• [What to do]: Because the lines must stay identical, write out the data without changing anything.

• [Information provided]:
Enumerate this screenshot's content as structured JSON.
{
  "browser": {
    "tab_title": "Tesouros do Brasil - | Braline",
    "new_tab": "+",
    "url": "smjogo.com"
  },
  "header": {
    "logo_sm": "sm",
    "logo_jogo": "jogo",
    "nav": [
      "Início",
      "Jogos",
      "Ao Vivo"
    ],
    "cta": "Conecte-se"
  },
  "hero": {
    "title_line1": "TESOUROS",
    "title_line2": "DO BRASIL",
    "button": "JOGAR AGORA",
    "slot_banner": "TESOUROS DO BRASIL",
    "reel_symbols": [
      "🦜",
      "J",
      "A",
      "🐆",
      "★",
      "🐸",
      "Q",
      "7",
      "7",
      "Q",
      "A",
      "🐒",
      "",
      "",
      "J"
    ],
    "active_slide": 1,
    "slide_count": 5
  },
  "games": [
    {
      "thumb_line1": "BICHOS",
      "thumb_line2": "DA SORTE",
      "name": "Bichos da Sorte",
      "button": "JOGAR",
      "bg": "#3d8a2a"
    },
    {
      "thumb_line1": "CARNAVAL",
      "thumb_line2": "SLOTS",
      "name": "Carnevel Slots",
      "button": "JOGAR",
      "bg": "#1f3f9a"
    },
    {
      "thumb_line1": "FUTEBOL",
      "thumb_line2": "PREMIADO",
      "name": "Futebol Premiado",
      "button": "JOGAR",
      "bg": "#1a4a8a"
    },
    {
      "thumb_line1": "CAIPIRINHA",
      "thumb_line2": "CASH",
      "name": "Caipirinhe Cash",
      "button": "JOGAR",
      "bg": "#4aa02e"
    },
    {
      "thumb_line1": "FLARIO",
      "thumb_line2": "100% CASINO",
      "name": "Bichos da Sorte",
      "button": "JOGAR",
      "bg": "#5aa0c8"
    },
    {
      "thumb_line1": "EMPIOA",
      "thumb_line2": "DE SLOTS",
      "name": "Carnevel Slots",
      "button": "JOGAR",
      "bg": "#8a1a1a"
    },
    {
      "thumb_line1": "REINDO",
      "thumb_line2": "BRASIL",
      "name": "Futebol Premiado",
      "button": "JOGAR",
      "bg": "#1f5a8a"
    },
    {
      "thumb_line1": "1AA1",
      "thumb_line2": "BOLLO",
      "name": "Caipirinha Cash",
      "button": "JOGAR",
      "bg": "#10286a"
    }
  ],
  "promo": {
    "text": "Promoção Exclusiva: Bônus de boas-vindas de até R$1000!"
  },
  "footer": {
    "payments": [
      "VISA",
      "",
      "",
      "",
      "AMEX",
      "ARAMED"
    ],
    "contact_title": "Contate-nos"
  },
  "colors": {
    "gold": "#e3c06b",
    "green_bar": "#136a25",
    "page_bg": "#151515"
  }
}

• [Task result]:
Enumerate this screenshot's content as structured JSON.
{
  "browser": {
    "tab_title": "Tesouros do Brasil - | Braline",
    "new_tab": "+",
    "url": "smjogo.com"
  },
  "header": {
    "logo_sm": "sm",
    "logo_jogo": "jogo",
    "nav": [
      "Início",
      "Jogos",
      "Ao Vivo"
    ],
    "cta": "Conecte-se"
  },
  "hero": {
    "title_line1": "TESOUROS",
    "title_line2": "DO BRASIL",
    "button": "JOGAR AGORA",
    "slot_banner": "TESOUROS DO BRASIL",
    "reel_symbols": [
      "🦜",
      "J",
      "A",
      "🐆",
      "★",
      "🐸",
      "Q",
      "7",
      "7",
      "Q",
      "A",
      "🐒",
      "",
      "",
      "J"
    ],
    "active_slide": 1,
    "slide_count": 5
  },
  "games": [
    {
      "thumb_line1": "BICHOS",
      "thumb_line2": "DA SORTE",
      "name": "Bichos da Sorte",
      "button": "JOGAR",
      "bg": "#3d8a2a"
    },
    {
      "thumb_line1": "CARNAVAL",
      "thumb_line2": "SLOTS",
      "name": "Carnevel Slots",
      "button": "JOGAR",
      "bg": "#1f3f9a"
    },
    {
      "thumb_line1": "FUTEBOL",
      "thumb_line2": "PREMIADO",
      "name": "Futebol Premiado",
      "button": "JOGAR",
      "bg": "#1a4a8a"
    },
    {
      "thumb_line1": "CAIPIRINHA",
      "thumb_line2": "CASH",
      "name": "Caipirinhe Cash",
      "button": "JOGAR",
      "bg": "#4aa02e"
    },
    {
      "thumb_line1": "FLARIO",
      "thumb_line2": "100% CASINO",
      "name": "Bichos da Sorte",
      "button": "JOGAR",
      "bg": "#5aa0c8"
    },
    {
      "thumb_line1": "EMPIOA",
      "thumb_line2": "DE SLOTS",
      "name": "Carnevel Slots",
      "button": "JOGAR",
      "bg": "#8a1a1a"
    },
    {
      "thumb_line1": "REINDO",
      "thumb_line2": "BRASIL",
      "name": "Futebol Premiado",
      "button": "JOGAR",
      "bg": "#1f5a8a"
    },
    {
      "thumb_line1": "1AA1",
      "thumb_line2": "BOLLO",
      "name": "Caipirinha Cash",
      "button": "JOGAR",
      "bg": "#10286a"
    }
  ],
  "promo": {
    "text": "Promoção Exclusiva: Bônus de boas-vindas de até R$1000!"
  },
  "footer": {
    "payments": [
      "VISA",
      "",
      "",
      "",
      "AMEX",
      "ARAMED"
    ],
    "contact_title": "Contate-nos"
  },
  "colors": {
    "gold": "#e3c06b",
    "green_bar": "#136a25",
    "page_bg": "#151515"
  }
}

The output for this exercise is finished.